The two kid pitchers Martin is highest on are Brian Kingman, who was 8-7 last year after coming up from the minors in June, and Steve McCatty, who was 11-12 after starting the season on Ogden, Utah. There are also holdovers Rick Langford and MAtty Keough (whose poor '79 record was no indication of his real ability), plus rookies Ernie Camacho and Jeff Jones.
Thre are also several rival teams that would like to have to A's experienced bullpen of Dave Heaverlo, Bob Lacey, and Jim Todd, plus whatever other young arms Billy decides can help him.
Martin's main concern is his infield (Dave Revering 1B, Mike Edwards 2B, who through errors of omission and commission last year often gave the opposition four and five outs per inning. Billy hopes to solve that problem by trading one and possibly two of his catchers for a better double-play combination.
Several major league teams, including Los Angeles and Boston, have already tried to deal for either Jeff Newman (22 homers in '79), Mike Heath, or Jim Essian.
Oakland is expected to go with an outfield (left to right) to Dwayne Murphy, Tony Armas, and Rickey Henderson, with Mitchell Page as the designated hitter.
How would Martin describe his current relationship with owner Charlie Finley, who is often as controversial as Billy and has had 16 managers in the past 20 years?
"I think Finley and I understand each other," Billy said. "When he hired me, it didn't take us long to come to an agreement.
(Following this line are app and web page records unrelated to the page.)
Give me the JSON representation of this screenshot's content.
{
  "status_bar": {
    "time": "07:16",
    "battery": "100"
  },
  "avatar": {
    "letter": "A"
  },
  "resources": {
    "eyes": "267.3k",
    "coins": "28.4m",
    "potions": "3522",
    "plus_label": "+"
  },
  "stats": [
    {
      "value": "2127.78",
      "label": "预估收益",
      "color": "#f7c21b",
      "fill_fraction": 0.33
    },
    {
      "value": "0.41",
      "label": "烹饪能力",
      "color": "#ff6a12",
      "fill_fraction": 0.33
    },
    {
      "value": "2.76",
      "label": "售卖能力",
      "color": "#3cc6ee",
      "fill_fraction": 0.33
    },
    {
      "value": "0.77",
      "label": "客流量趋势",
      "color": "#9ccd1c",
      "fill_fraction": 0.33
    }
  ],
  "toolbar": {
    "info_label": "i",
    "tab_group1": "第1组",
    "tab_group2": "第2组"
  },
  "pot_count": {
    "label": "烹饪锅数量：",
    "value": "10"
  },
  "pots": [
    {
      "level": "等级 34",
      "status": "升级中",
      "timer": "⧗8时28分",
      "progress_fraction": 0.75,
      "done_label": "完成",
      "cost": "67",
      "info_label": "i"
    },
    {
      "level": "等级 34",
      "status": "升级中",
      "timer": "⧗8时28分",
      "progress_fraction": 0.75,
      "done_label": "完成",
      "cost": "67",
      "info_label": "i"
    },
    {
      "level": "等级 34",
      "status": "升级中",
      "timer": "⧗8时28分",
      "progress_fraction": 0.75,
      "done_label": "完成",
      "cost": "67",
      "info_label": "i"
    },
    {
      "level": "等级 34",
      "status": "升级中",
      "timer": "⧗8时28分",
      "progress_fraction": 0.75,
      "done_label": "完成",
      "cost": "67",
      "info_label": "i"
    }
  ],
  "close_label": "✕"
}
I haven't called Charlie on the telephone since spring training started and he hasn't called me. But since he's also the team's general manager, I expect to hear from his often during the regular season. The only thing I won't do is take dugout calls from Finley during a game."